Up to now, Jakob Dreyer has been best-known as a versatile bassist who uplifts whatever music he is called upon to perform. However with the release of the two volumes of Songs, Hymns and Ballads, he seems well on his way to gaining recognition as a talented modern jazz composer.
Jakob Dreyer was born and raised in Germany. While he started on the piano, at 14 he began playing the bass. “Musicians always needed someone to play a bass and there was a real need for it. I found it to be fun to play and grew to love it over time.” While he enjoyed listening to rock guitarists including Jimi Hendrix and blues artists, switching to bass resulted in him associating with jazz musicians. “I spent a lot of time with jazz players because they had much more knowledge about how to play their instruments. It was natural that I moved in that direction and the music gave me the freedom that I wanted.”

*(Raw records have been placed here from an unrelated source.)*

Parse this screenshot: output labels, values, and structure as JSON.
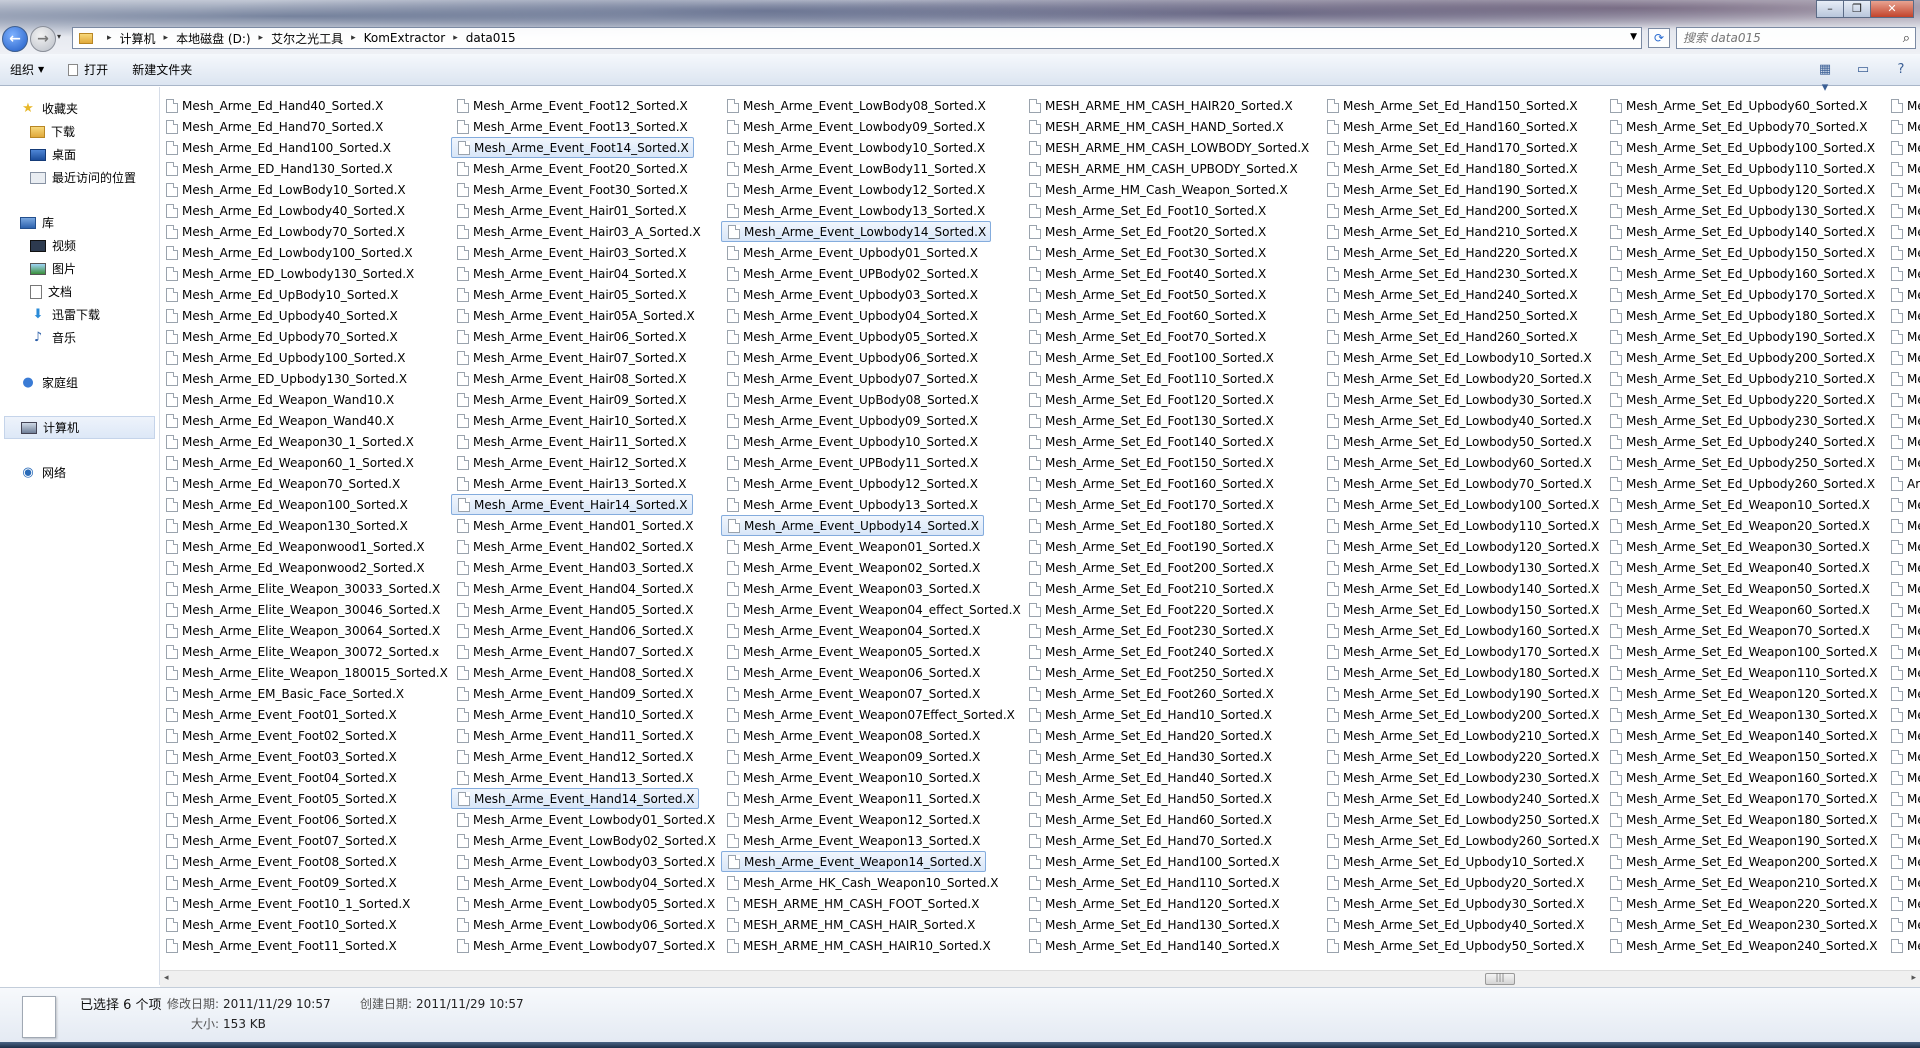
{
  "breadcrumb": [
    "计算机",
    "本地磁盘 (D:)",
    "艾尔之光工具",
    "KomExtractor",
    "data015"
  ],
  "search": {
    "placeholder": "搜索 data015"
  },
  "toolbar": {
    "organize": "组织",
    "open": "打开",
    "new_folder": "新建文件夹"
  },
  "sidebar": {
    "favorites": "收藏夹",
    "downloads": "下载",
    "desktop": "桌面",
    "recent": "最近访问的位置",
    "libraries": "库",
    "videos": "视频",
    "pictures": "图片",
    "documents": "文档",
    "xunlei": "迅雷下载",
    "music": "音乐",
    "homegroup": "家庭组",
    "computer": "计算机",
    "network": "网络"
  },
  "columns": [
    {
      "items": [
        "Mesh_Arme_Ed_Hand40_Sorted.X",
        "Mesh_Arme_Ed_Hand70_Sorted.X",
        "Mesh_Arme_Ed_Hand100_Sorted.X",
        "Mesh_Arme_ED_Hand130_Sorted.X",
        "Mesh_Arme_Ed_LowBody10_Sorted.X",
        "Mesh_Arme_Ed_Lowbody40_Sorted.X",
        "Mesh_Arme_Ed_Lowbody70_Sorted.X",
        "Mesh_Arme_Ed_Lowbody100_Sorted.X",
        "Mesh_Arme_ED_Lowbody130_Sorted.X",
        "Mesh_Arme_Ed_UpBody10_Sorted.X",
        "Mesh_Arme_Ed_Upbody40_Sorted.X",
        "Mesh_Arme_Ed_Upbody70_Sorted.X",
        "Mesh_Arme_Ed_Upbody100_Sorted.X",
        "Mesh_Arme_ED_Upbody130_Sorted.X",
        "Mesh_Arme_Ed_Weapon_Wand10.X",
        "Mesh_Arme_Ed_Weapon_Wand40.X",
        "Mesh_Arme_Ed_Weapon30_1_Sorted.X",
        "Mesh_Arme_Ed_Weapon60_1_Sorted.X",
        "Mesh_Arme_Ed_Weapon70_Sorted.X",
        "Mesh_Arme_Ed_Weapon100_Sorted.X",
        "Mesh_Arme_Ed_Weapon130_Sorted.X",
        "Mesh_Arme_Ed_Weaponwood1_Sorted.X",
        "Mesh_Arme_Ed_Weaponwood2_Sorted.X",
        "Mesh_Arme_Elite_Weapon_30033_Sorted.X",
        "Mesh_Arme_Elite_Weapon_30046_Sorted.X",
        "Mesh_Arme_Elite_Weapon_30064_Sorted.X",
        "Mesh_Arme_Elite_Weapon_30072_Sorted.x",
        "Mesh_Arme_Elite_Weapon_180015_Sorted.X",
        "Mesh_Arme_EM_Basic_Face_Sorted.X",
        "Mesh_Arme_Event_Foot01_Sorted.X",
        "Mesh_Arme_Event_Foot02_Sorted.X",
        "Mesh_Arme_Event_Foot03_Sorted.X",
        "Mesh_Arme_Event_Foot04_Sorted.X",
        "Mesh_Arme_Event_Foot05_Sorted.X",
        "Mesh_Arme_Event_Foot06_Sorted.X",
        "Mesh_Arme_Event_Foot07_Sorted.X",
        "Mesh_Arme_Event_Foot08_Sorted.X",
        "Mesh_Arme_Event_Foot09_Sorted.X",
        "Mesh_Arme_Event_Foot10_1_Sorted.X",
        "Mesh_Arme_Event_Foot10_Sorted.X",
        "Mesh_Arme_Event_Foot11_Sorted.X"
      ],
      "selected": []
    },
    {
      "items": [
        "Mesh_Arme_Event_Foot12_Sorted.X",
        "Mesh_Arme_Event_Foot13_Sorted.X",
        "Mesh_Arme_Event_Foot14_Sorted.X",
        "Mesh_Arme_Event_Foot20_Sorted.X",
        "Mesh_Arme_Event_Foot30_Sorted.X",
        "Mesh_Arme_Event_Hair01_Sorted.X",
        "Mesh_Arme_Event_Hair03_A_Sorted.X",
        "Mesh_Arme_Event_Hair03_Sorted.X",
        "Mesh_Arme_Event_Hair04_Sorted.X",
        "Mesh_Arme_Event_Hair05_Sorted.X",
        "Mesh_Arme_Event_Hair05A_Sorted.X",
        "Mesh_Arme_Event_Hair06_Sorted.X",
        "Mesh_Arme_Event_Hair07_Sorted.X",
        "Mesh_Arme_Event_Hair08_Sorted.X",
        "Mesh_Arme_Event_Hair09_Sorted.X",
        "Mesh_Arme_Event_Hair10_Sorted.X",
        "Mesh_Arme_Event_Hair11_Sorted.X",
        "Mesh_Arme_Event_Hair12_Sorted.X",
        "Mesh_Arme_Event_Hair13_Sorted.X",
        "Mesh_Arme_Event_Hair14_Sorted.X",
        "Mesh_Arme_Event_Hand01_Sorted.X",
        "Mesh_Arme_Event_Hand02_Sorted.X",
        "Mesh_Arme_Event_Hand03_Sorted.X",
        "Mesh_Arme_Event_Hand04_Sorted.X",
        "Mesh_Arme_Event_Hand05_Sorted.X",
        "Mesh_Arme_Event_Hand06_Sorted.X",
        "Mesh_Arme_Event_Hand07_Sorted.X",
        "Mesh_Arme_Event_Hand08_Sorted.X",
        "Mesh_Arme_Event_Hand09_Sorted.X",
        "Mesh_Arme_Event_Hand10_Sorted.X",
        "Mesh_Arme_Event_Hand11_Sorted.X",
        "Mesh_Arme_Event_Hand12_Sorted.X",
        "Mesh_Arme_Event_Hand13_Sorted.X",
        "Mesh_Arme_Event_Hand14_Sorted.X",
        "Mesh_Arme_Event_Lowbody01_Sorted.X",
        "Mesh_Arme_Event_LowBody02_Sorted.X",
        "Mesh_Arme_Event_Lowbody03_Sorted.X",
        "Mesh_Arme_Event_Lowbody04_Sorted.X",
        "Mesh_Arme_Event_Lowbody05_Sorted.X",
        "Mesh_Arme_Event_Lowbody06_Sorted.X",
        "Mesh_Arme_Event_Lowbody07_Sorted.X"
      ],
      "selected": [
        2,
        19,
        33
      ]
    },
    {
      "items": [
        "Mesh_Arme_Event_LowBody08_Sorted.X",
        "Mesh_Arme_Event_Lowbody09_Sorted.X",
        "Mesh_Arme_Event_Lowbody10_Sorted.X",
        "Mesh_Arme_Event_LowBody11_Sorted.X",
        "Mesh_Arme_Event_Lowbody12_Sorted.X",
        "Mesh_Arme_Event_Lowbody13_Sorted.X",
        "Mesh_Arme_Event_Lowbody14_Sorted.X",
        "Mesh_Arme_Event_Upbody01_Sorted.X",
        "Mesh_Arme_Event_UPBody02_Sorted.X",
        "Mesh_Arme_Event_Upbody03_Sorted.X",
        "Mesh_Arme_Event_Upbody04_Sorted.X",
        "Mesh_Arme_Event_Upbody05_Sorted.X",
        "Mesh_Arme_Event_Upbody06_Sorted.X",
        "Mesh_Arme_Event_Upbody07_Sorted.X",
        "Mesh_Arme_Event_UpBody08_Sorted.X",
        "Mesh_Arme_Event_Upbody09_Sorted.X",
        "Mesh_Arme_Event_Upbody10_Sorted.X",
        "Mesh_Arme_Event_UPBody11_Sorted.X",
        "Mesh_Arme_Event_Upbody12_Sorted.X",
        "Mesh_Arme_Event_Upbody13_Sorted.X",
        "Mesh_Arme_Event_Upbody14_Sorted.X",
        "Mesh_Arme_Event_Weapon01_Sorted.X",
        "Mesh_Arme_Event_Weapon02_Sorted.X",
        "Mesh_Arme_Event_Weapon03_Sorted.X",
        "Mesh_Arme_Event_Weapon04_effect_Sorted.X",
        "Mesh_Arme_Event_Weapon04_Sorted.X",
        "Mesh_Arme_Event_Weapon05_Sorted.X",
        "Mesh_Arme_Event_Weapon06_Sorted.X",
        "Mesh_Arme_Event_Weapon07_Sorted.X",
        "Mesh_Arme_Event_Weapon07Effect_Sorted.X",
        "Mesh_Arme_Event_Weapon08_Sorted.X",
        "Mesh_Arme_Event_Weapon09_Sorted.X",
        "Mesh_Arme_Event_Weapon10_Sorted.X",
        "Mesh_Arme_Event_Weapon11_Sorted.X",
        "Mesh_Arme_Event_Weapon12_Sorted.X",
        "Mesh_Arme_Event_Weapon13_Sorted.X",
        "Mesh_Arme_Event_Weapon14_Sorted.X",
        "Mesh_Arme_HK_Cash_Weapon10_Sorted.X",
        "MESH_ARME_HM_CASH_FOOT_Sorted.X",
        "MESH_ARME_HM_CASH_HAIR_Sorted.X",
        "MESH_ARME_HM_CASH_HAIR10_Sorted.X"
      ],
      "selected": [
        6,
        20,
        36
      ]
    },
    {
      "items": [
        "MESH_ARME_HM_CASH_HAIR20_Sorted.X",
        "MESH_ARME_HM_CASH_HAND_Sorted.X",
        "MESH_ARME_HM_CASH_LOWBODY_Sorted.X",
        "MESH_ARME_HM_CASH_UPBODY_Sorted.X",
        "Mesh_Arme_HM_Cash_Weapon_Sorted.X",
        "Mesh_Arme_Set_Ed_Foot10_Sorted.X",
        "Mesh_Arme_Set_Ed_Foot20_Sorted.X",
        "Mesh_Arme_Set_Ed_Foot30_Sorted.X",
        "Mesh_Arme_Set_Ed_Foot40_Sorted.X",
        "Mesh_Arme_Set_Ed_Foot50_Sorted.X",
        "Mesh_Arme_Set_Ed_Foot60_Sorted.X",
        "Mesh_Arme_Set_Ed_Foot70_Sorted.X",
        "Mesh_Arme_Set_Ed_Foot100_Sorted.X",
        "Mesh_Arme_Set_Ed_Foot110_Sorted.X",
        "Mesh_Arme_Set_Ed_Foot120_Sorted.X",
        "Mesh_Arme_Set_Ed_Foot130_Sorted.X",
        "Mesh_Arme_Set_Ed_Foot140_Sorted.X",
        "Mesh_Arme_Set_Ed_Foot150_Sorted.X",
        "Mesh_Arme_Set_Ed_Foot160_Sorted.X",
        "Mesh_Arme_Set_Ed_Foot170_Sorted.X",
        "Mesh_Arme_Set_Ed_Foot180_Sorted.X",
        "Mesh_Arme_Set_Ed_Foot190_Sorted.X",
        "Mesh_Arme_Set_Ed_Foot200_Sorted.X",
        "Mesh_Arme_Set_Ed_Foot210_Sorted.X",
        "Mesh_Arme_Set_Ed_Foot220_Sorted.X",
        "Mesh_Arme_Set_Ed_Foot230_Sorted.X",
        "Mesh_Arme_Set_Ed_Foot240_Sorted.X",
        "Mesh_Arme_Set_Ed_Foot250_Sorted.X",
        "Mesh_Arme_Set_Ed_Foot260_Sorted.X",
        "Mesh_Arme_Set_Ed_Hand10_Sorted.X",
        "Mesh_Arme_Set_Ed_Hand20_Sorted.X",
        "Mesh_Arme_Set_Ed_Hand30_Sorted.X",
        "Mesh_Arme_Set_Ed_Hand40_Sorted.X",
        "Mesh_Arme_Set_Ed_Hand50_Sorted.X",
        "Mesh_Arme_Set_Ed_Hand60_Sorted.X",
        "Mesh_Arme_Set_Ed_Hand70_Sorted.X",
        "Mesh_Arme_Set_Ed_Hand100_Sorted.X",
        "Mesh_Arme_Set_Ed_Hand110_Sorted.X",
        "Mesh_Arme_Set_Ed_Hand120_Sorted.X",
        "Mesh_Arme_Set_Ed_Hand130_Sorted.X",
        "Mesh_Arme_Set_Ed_Hand140_Sorted.X"
      ],
      "selected": []
    },
    {
      "items": [
        "Mesh_Arme_Set_Ed_Hand150_Sorted.X",
        "Mesh_Arme_Set_Ed_Hand160_Sorted.X",
        "Mesh_Arme_Set_Ed_Hand170_Sorted.X",
        "Mesh_Arme_Set_Ed_Hand180_Sorted.X",
        "Mesh_Arme_Set_Ed_Hand190_Sorted.X",
        "Mesh_Arme_Set_Ed_Hand200_Sorted.X",
        "Mesh_Arme_Set_Ed_Hand210_Sorted.X",
        "Mesh_Arme_Set_Ed_Hand220_Sorted.X",
        "Mesh_Arme_Set_Ed_Hand230_Sorted.X",
        "Mesh_Arme_Set_Ed_Hand240_Sorted.X",
        "Mesh_Arme_Set_Ed_Hand250_Sorted.X",
        "Mesh_Arme_Set_Ed_Hand260_Sorted.X",
        "Mesh_Arme_Set_Ed_Lowbody10_Sorted.X",
        "Mesh_Arme_Set_Ed_Lowbody20_Sorted.X",
        "Mesh_Arme_Set_Ed_Lowbody30_Sorted.X",
        "Mesh_Arme_Set_Ed_Lowbody40_Sorted.X",
        "Mesh_Arme_Set_Ed_Lowbody50_Sorted.X",
        "Mesh_Arme_Set_Ed_Lowbody60_Sorted.X",
        "Mesh_Arme_Set_Ed_Lowbody70_Sorted.X",
        "Mesh_Arme_Set_Ed_Lowbody100_Sorted.X",
        "Mesh_Arme_Set_Ed_Lowbody110_Sorted.X",
        "Mesh_Arme_Set_Ed_Lowbody120_Sorted.X",
        "Mesh_Arme_Set_Ed_Lowbody130_Sorted.X",
        "Mesh_Arme_Set_Ed_Lowbody140_Sorted.X",
        "Mesh_Arme_Set_Ed_Lowbody150_Sorted.X",
        "Mesh_Arme_Set_Ed_Lowbody160_Sorted.X",
        "Mesh_Arme_Set_Ed_Lowbody170_Sorted.X",
        "Mesh_Arme_Set_Ed_Lowbody180_Sorted.X",
        "Mesh_Arme_Set_Ed_Lowbody190_Sorted.X",
        "Mesh_Arme_Set_Ed_Lowbody200_Sorted.X",
        "Mesh_Arme_Set_Ed_Lowbody210_Sorted.X",
        "Mesh_Arme_Set_Ed_Lowbody220_Sorted.X",
        "Mesh_Arme_Set_Ed_Lowbody230_Sorted.X",
        "Mesh_Arme_Set_Ed_Lowbody240_Sorted.X",
        "Mesh_Arme_Set_Ed_Lowbody250_Sorted.X",
        "Mesh_Arme_Set_Ed_Lowbody260_Sorted.X",
        "Mesh_Arme_Set_Ed_Upbody10_Sorted.X",
        "Mesh_Arme_Set_Ed_Upbody20_Sorted.X",
        "Mesh_Arme_Set_Ed_Upbody30_Sorted.X",
        "Mesh_Arme_Set_Ed_Upbody40_Sorted.X",
        "Mesh_Arme_Set_Ed_Upbody50_Sorted.X"
      ],
      "selected": []
    },
    {
      "items": [
        "Mesh_Arme_Set_Ed_Upbody60_Sorted.X",
        "Mesh_Arme_Set_Ed_Upbody70_Sorted.X",
        "Mesh_Arme_Set_Ed_Upbody100_Sorted.X",
        "Mesh_Arme_Set_Ed_Upbody110_Sorted.X",
        "Mesh_Arme_Set_Ed_Upbody120_Sorted.X",
        "Mesh_Arme_Set_Ed_Upbody130_Sorted.X",
        "Mesh_Arme_Set_Ed_Upbody140_Sorted.X",
        "Mesh_Arme_Set_Ed_Upbody150_Sorted.X",
        "Mesh_Arme_Set_Ed_Upbody160_Sorted.X",
        "Mesh_Arme_Set_Ed_Upbody170_Sorted.X",
        "Mesh_Arme_Set_Ed_Upbody180_Sorted.X",
        "Mesh_Arme_Set_Ed_Upbody190_Sorted.X",
        "Mesh_Arme_Set_Ed_Upbody200_Sorted.X",
        "Mesh_Arme_Set_Ed_Upbody210_Sorted.X",
        "Mesh_Arme_Set_Ed_Upbody220_Sorted.X",
        "Mesh_Arme_Set_Ed_Upbody230_Sorted.X",
        "Mesh_Arme_Set_Ed_Upbody240_Sorted.X",
        "Mesh_Arme_Set_Ed_Upbody250_Sorted.X",
        "Mesh_Arme_Set_Ed_Upbody260_Sorted.X",
        "Mesh_Arme_Set_Ed_Weapon10_Sorted.X",
        "Mesh_Arme_Set_Ed_Weapon20_Sorted.X",
        "Mesh_Arme_Set_Ed_Weapon30_Sorted.X",
        "Mesh_Arme_Set_Ed_Weapon40_Sorted.X",
        "Mesh_Arme_Set_Ed_Weapon50_Sorted.X",
        "Mesh_Arme_Set_Ed_Weapon60_Sorted.X",
        "Mesh_Arme_Set_Ed_Weapon70_Sorted.X",
        "Mesh_Arme_Set_Ed_Weapon100_Sorted.X",
        "Mesh_Arme_Set_Ed_Weapon110_Sorted.X",
        "Mesh_Arme_Set_Ed_Weapon120_Sorted.X",
        "Mesh_Arme_Set_Ed_Weapon130_Sorted.X",
        "Mesh_Arme_Set_Ed_Weapon140_Sorted.X",
        "Mesh_Arme_Set_Ed_Weapon150_Sorted.X",
        "Mesh_Arme_Set_Ed_Weapon160_Sorted.X",
        "Mesh_Arme_Set_Ed_Weapon170_Sorted.X",
        "Mesh_Arme_Set_Ed_Weapon180_Sorted.X",
        "Mesh_Arme_Set_Ed_Weapon190_Sorted.X",
        "Mesh_Arme_Set_Ed_Weapon200_Sorted.X",
        "Mesh_Arme_Set_Ed_Weapon210_Sorted.X",
        "Mesh_Arme_Set_Ed_Weapon220_Sorted.X",
        "Mesh_Arme_Set_Ed_Weapon230_Sorted.X",
        "Mesh_Arme_Set_Ed_Weapon240_Sorted.X"
      ],
      "selected": []
    },
    {
      "items": [
        "Me",
        "Me",
        "Me",
        "Me",
        "Me",
        "Me",
        "Me",
        "Me",
        "Me",
        "Me",
        "Me",
        "Me",
        "Me",
        "Me",
        "Me",
        "Me",
        "Me",
        "Me",
        "Ar",
        "Me",
        "Me",
        "Me",
        "Me",
        "Me",
        "Me",
        "Me",
        "Me",
        "Me",
        "Me",
        "Me",
        "Me",
        "Me",
        "Me",
        "Me",
        "Me",
        "Me",
        "Me",
        "Me",
        "Me",
        "Me",
        "Me"
      ],
      "selected": []
    }
  ],
  "details": {
    "selected_count": "已选择 6 个项",
    "modified_label": "修改日期:",
    "modified_value": "2011/11/29 10:57",
    "created_label": "创建日期:",
    "created_value": "2011/11/29 10:57",
    "size_label": "大小:",
    "size_value": "153 KB"
  }
}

Dreyer started off playing at school concerts and in bands with other young musicians. He had a few opportunities to record with Europeans including with altoist Andreas Bohlen for a quartet album made in Switzerland in 2012 and two recordings with guitarist Sebastian Bohlen. The bassist moved to the United States, settled in New York and was featured on two albums led by pianist Alessandro Fadini (A Dark And Stormy Day and Simply Begin Again) for the Fresh Sound New Talent label. He has since worked as a freelance performer, an arranger, and a private instructor.
As with virtually all other musicians, the COVID pandemic resulted in him not being able to perform in clubs and concerts. He spent his time teaching, practicing, making videos, and composing music. “I have always written music whenever I had time. I am most inspired by Wayne Shorter, particularly the type of pieces that he wrote in the 1960s, and by the European music that I heard while growing up.” The two volumes of Songs, Hymns and Ballads, Jakob Dreyer’s recording debuts as a leader, came about when the bassist became determined to record some of the many songs that he has written but never documented.
“In New York, I have met many musicians. I particularly love the playing of the great musicians who are on this recording. Each one has their own musical personality. They learned my songs very quickly and recorded all of the music for the two CDs in just two days.”
Tenor-saxophonist Jason Rigby has his own sound and the ability to play both chordal-based jazz and in freer settings. He has led albums for Fresh Sound (Translucent Space, The Sage, and One) and has headed several groups of creative artists. Pianist Jon Cowherd, who also started out playing trumpet, French horn, and violin, co-founded the Brian Blade Fellowship, has worked as a record producer, led albums (Mercy and Gateway), and worked with everyone from George Gee’s swing band to Cassandra Wilson and Lizz Wright. Drummer Jimmy Macbride has an extensive resume which includes recordings with Roxy Coss, Chad Lefkowitz-Brown, Nick Finzer, and Lucas Pino’s No Net Nonet.
Songs, Hymns and Ballads Vol. 1 consists of eight Dreyer compositions, some of which were written when he lived in Europe. The pieces feature original chord changes, themes that are often haunting, and relaxed yet inventive playing. The opener, “Milchstrasse,” is named after a street in Hamburg. The medium-tempo jazz waltz is a fine showcase for each of the musicians. Rigby’s combination of a light tone with an explorative style is a little reminiscent of Joe Lovano. Cowherd begins his solo by building off of Rigby’s closing phrase, launching an original statement of his own. The leader displays a large tone during his solo and Macbride, who always keeps the momentum going throughout the program, gets a few drum breaks near the performance’s conclusion.
“Gothamburg,” which is dedicated to a city in Sweden, has a seven-note phrase that is played by Rigby in several different ways, leading to inventive bass, piano and drums solos. The thoughtful “Legrand” inspires lyrical improvisations from Cowherd and Dreyer while the uptempo cooker “Epistermology” (a term from philosophy that examines the relationship between justified beliefs, knowledge, and opinions) generates a lot of heat. The explosive piano, tenor and bass improvisations plus the tradeoffs with Macbride give one the atmosphere of an exciting jam session.
“J-Song” has a simple childlike melody and a light catchy rhythmic pattern that inspires fine bass, piano and tenor solos. The ballad of the set, “Seneca Village” has quietly emotional playing by Dreyer and Rigby. The medium-tempo “Kaspar,” which gives each of the musicians an opportunity to make statements, has particularly attractive chord changes; Macbride uses space quite effectively in his solo. Songs, Hymns and Ballads Vol. 1 concludes with “The Cure,” a piece with a wistful theme that is a feature for the leader that one could imagine the Miles Davis Quintet of 1967 performing.
Songs, Hymns and Ballads Vol. 1 is an impressive debut for Jakob Dreyer as a leader. It deserves an encore and fortunately gets one. The equally enjoyable Vol. 2 will certainly satisfy those who want to hear more from the talented bassist-composer. -Scott Yanow
For more visit: www.jakobdreyer.com